Saffron Bouchot Mussels with Tomatoes, Garlic and Parsley

by eat in my kitchen

Saffron Mussels

When I have mussels on my cooker I like to add spices, herbs and chopped vegetables, lots of flavours to enrich the broth they’re cooking in. I love to dip a piece of fresh baguette into the concentrated juice of wine cooked with mussels, garlic and parsley as much as I like the tender flesh.

The last time I wrote about a recipe with mussels, it was an aromatic bomb inspired by my friend Essa’s kitchen. The list of spices was long with turmeric, coriander, fresh and  seeds, cayenne pepper, ginger and lemongrass. Not too long after I shared this recipe, Marilena from the Molise region in Italy got in touch with me as she holds a completely different position when it comes to cooking mussels and seafood in general. Pure without too many distractions, that’s how it should be cooked in her opinion. I understand her point, and agree partly. I prefer prawn and lobster dishes that focus mainly on the seafood. When it comes to grilled steak fish, I feel the same. That’s also one of the reasons why my fish recipes in Malta were quite minimal. Although mussels have a very fine taste of the sea, almost sweet, I find they work very well in combination with exotic aromas. We all have our cooking preferences, our likes and dislikes which makes the product of each kitchen so unique! When it comes to baking, Marilena and I found common ground again. She asked me to bake her Milk Pan di Campobasso, a traditional dolci of the region where she lives. This cake is packed with saffron and Strega (an old Italian saffron liqueur) infused milk and covered with hazelnut icing. I had never heard of this combination before but since then I’m in love with saffron combined with nuts!

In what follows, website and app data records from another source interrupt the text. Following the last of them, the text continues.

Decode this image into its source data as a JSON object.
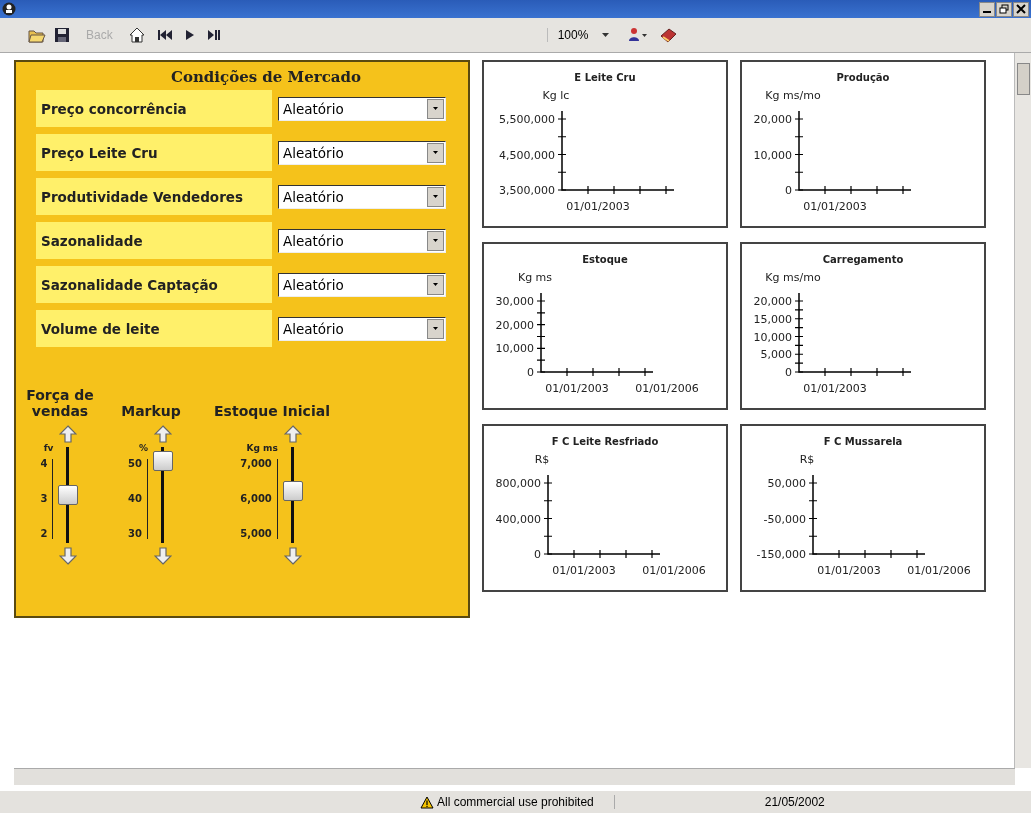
{
  "toolbar": {
    "back": {
      "label": "Back",
      "disabled": true
    },
    "zoom": "100%"
  },
  "market": {
    "title": "Condições de Mercado",
    "rows": [
      {
        "label": "Preço concorrência",
        "value": "Aleatório"
      },
      {
        "label": "Preço Leite Cru",
        "value": "Aleatório"
      },
      {
        "label": "Produtividade Vendedores",
        "value": "Aleatório"
      },
      {
        "label": "Sazonalidade",
        "value": "Aleatório"
      },
      {
        "label": "Sazonalidade Captação",
        "value": "Aleatório"
      },
      {
        "label": "Volume de leite",
        "value": "Aleatório"
      }
    ]
  },
  "sliders": [
    {
      "title": "Força de vendas",
      "unit": "fv",
      "ticks": [
        "4",
        "3",
        "2"
      ],
      "level": 0.5
    },
    {
      "title": "Markup",
      "unit": "%",
      "ticks": [
        "50",
        "40",
        "30"
      ],
      "level": 0.95
    },
    {
      "title": "Estoque Inicial",
      "unit": "Kg ms",
      "ticks": [
        "7,000",
        "6,000",
        "5,000"
      ],
      "level": 0.55
    }
  ],
  "charts": [
    {
      "title": "E Leite Cru",
      "unit": "Kg lc",
      "yticks": [
        "5,500,000",
        "4,500,000",
        "3,500,000"
      ],
      "xlabels": [
        "01/01/2003"
      ]
    },
    {
      "title": "Produção",
      "unit": "Kg ms/mo",
      "yticks": [
        "20,000",
        "10,000",
        "0"
      ],
      "xlabels": [
        "01/01/2003"
      ]
    },
    {
      "title": "Estoque",
      "unit": "Kg ms",
      "yticks": [
        "30,000",
        "20,000",
        "10,000",
        "0"
      ],
      "xlabels": [
        "01/01/2003",
        "01/01/2006"
      ]
    },
    {
      "title": "Carregamento",
      "unit": "Kg ms/mo",
      "yticks": [
        "20,000",
        "15,000",
        "10,000",
        "5,000",
        "0"
      ],
      "xlabels": [
        "01/01/2003"
      ]
    },
    {
      "title": "F C Leite Resfriado",
      "unit": "R$",
      "yticks": [
        "800,000",
        "400,000",
        "0"
      ],
      "xlabels": [
        "01/01/2003",
        "01/01/2006"
      ]
    },
    {
      "title": "F C Mussarela",
      "unit": "R$",
      "yticks": [
        "50,000",
        "-50,000",
        "-150,000"
      ],
      "xlabels": [
        "01/01/2003",
        "01/01/2006"
      ]
    }
  ],
  "status_bar": {
    "warning": "All commercial use prohibited",
    "date": "21/05/2002"
  }
}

Today’s recipe for my mussels also works with the strong aroma of this precious, red spice. I felt like a strong broth with a dominant note of saffron mixed with tomatoes, bay leaf, parsley, onions and garlic. The dish looked and tasted like autumn! Warm flavours and colours, red, yellow and green on the shimmering Moules de Bouchot from the Mont-Saint-Michel bay between Brittany and Normandy. The mussels grow on ropes in the sea and that’s the taste they bring to the plate, the fresh sea!

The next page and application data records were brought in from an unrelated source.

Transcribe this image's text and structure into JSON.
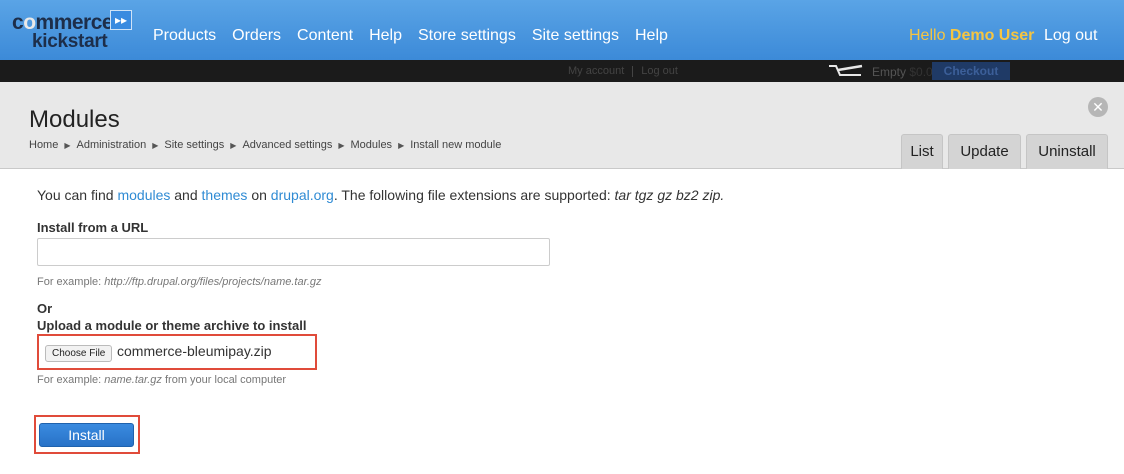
{
  "toolbar": {
    "logo_line1_a": "c",
    "logo_line1_o": "o",
    "logo_line1_b": "mmerce",
    "logo_line2": "kickstart",
    "logo_arrows": "▸▸",
    "menu": [
      "Products",
      "Orders",
      "Content",
      "Help",
      "Store settings",
      "Site settings",
      "Help"
    ],
    "hello_prefix": "Hello ",
    "user_name": "Demo User",
    "logout": "Log out"
  },
  "account_bar": {
    "my_account": "My account",
    "log_out": "Log out",
    "cart_status": "Empty",
    "cart_amount": "$0.00",
    "checkout": "Checkout"
  },
  "overlay": {
    "title": "Modules",
    "close_icon": "close-icon",
    "breadcrumb": [
      "Home",
      "Administration",
      "Site settings",
      "Advanced settings",
      "Modules",
      "Install new module"
    ],
    "tabs": [
      "List",
      "Update",
      "Uninstall"
    ]
  },
  "content": {
    "intro_prefix": "You can find ",
    "intro_modules_link": "modules",
    "intro_and": " and ",
    "intro_themes_link": "themes",
    "intro_on": " on ",
    "intro_drupal_link": "drupal.org",
    "intro_suffix": ". The following file extensions are supported: ",
    "extensions": "tar tgz gz bz2 zip.",
    "url_label": "Install from a URL",
    "url_value": "",
    "url_hint_prefix": "For example: ",
    "url_hint_example": "http://ftp.drupal.org/files/projects/name.tar.gz",
    "or_label": "Or",
    "upload_label": "Upload a module or theme archive to install",
    "choose_file": "Choose File",
    "file_name": "commerce-bleumipay.zip",
    "upload_hint_prefix": "For example: ",
    "upload_hint_example": "name.tar.gz",
    "upload_hint_suffix": " from your local computer",
    "install_button": "Install"
  },
  "colors": {
    "toolbar_blue": "#3c8ad8",
    "link_blue": "#2f8bd4",
    "highlight_red": "#e04b3a",
    "user_yellow": "#f5c542"
  }
}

Saffron Mussels

 

Saffron Mussels

 Saffron Bouchot Mussels with Tomatoes, Garlic and Parsley

For a lunch for 3-4 people served with baguette you need

mussels in shells (preferably Bouchot mussels) 1 kg / 2 pounds
medium sized tomatoes, finely chopped, 3
medium sized onion, finely chopped, 1
garlic, thinly sliced, 3 cloves
white wine 200ml / 7 ounces
bay leaf 1
saffron a pinch
salt 1/2 teaspoon
pepper
olive oil
fresh parsley, roughly chopped, 4 tablespoons plus a few leaves

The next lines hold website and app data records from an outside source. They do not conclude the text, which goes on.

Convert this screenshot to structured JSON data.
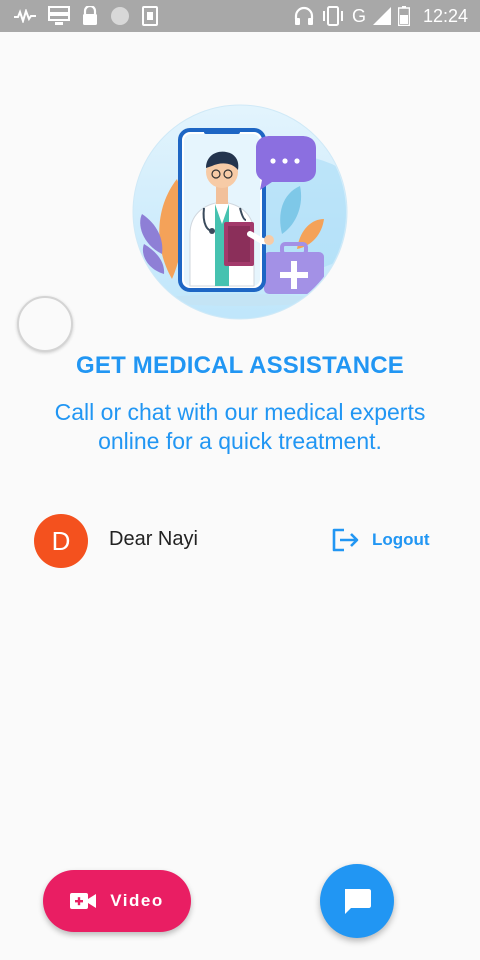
{
  "status_bar": {
    "network": "G",
    "time": "12:24",
    "icons": [
      "signal-wave-icon",
      "storage-icon",
      "lock-icon",
      "circle-icon",
      "sim-icon",
      "headphones-icon",
      "vibrate-icon",
      "signal-bars-icon",
      "battery-icon"
    ]
  },
  "hero": {
    "illustration": "doctor-on-phone-illustration"
  },
  "content": {
    "title": "GET MEDICAL ASSISTANCE",
    "subtitle_line1": "Call or chat with our medical experts",
    "subtitle_line2": "online for a quick treatment."
  },
  "user": {
    "avatar_initial": "D",
    "name": "Dear Nayi",
    "avatar_color": "#f4511e"
  },
  "logout": {
    "label": "Logout",
    "icon": "logout-icon"
  },
  "actions": {
    "video_label": "Video",
    "video_icon": "video-call-icon",
    "chat_icon": "chat-icon"
  },
  "colors": {
    "primary": "#2196f3",
    "video_button": "#e91e63",
    "background": "#fafafa",
    "status_bar": "#a8a8a8"
  }
}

Rinse and scrub the mussels under cold water and cut off the beard, discard any broken mussels.

In a large pot, heat a splash of olive oil and cook the onion and garlic on a medium heat for a few minutes until soft and golden. Add the tomatoes, bay leaf, wine, saffron, salt, pepper and the mussels. Shake the pot gently to mix or stir with a slotted ladle. Bring to the boil, close with a lid and cook on lowest heat for 5 minutes or until the shells open (shake the pot once or twice while cooking). Discard any mussels that didn’t open! Sprinkle the mussels with parsley and serve immediately, in deep plates with a bit of broth and baguette.

Saffron Mussels

 

Saffron Mussels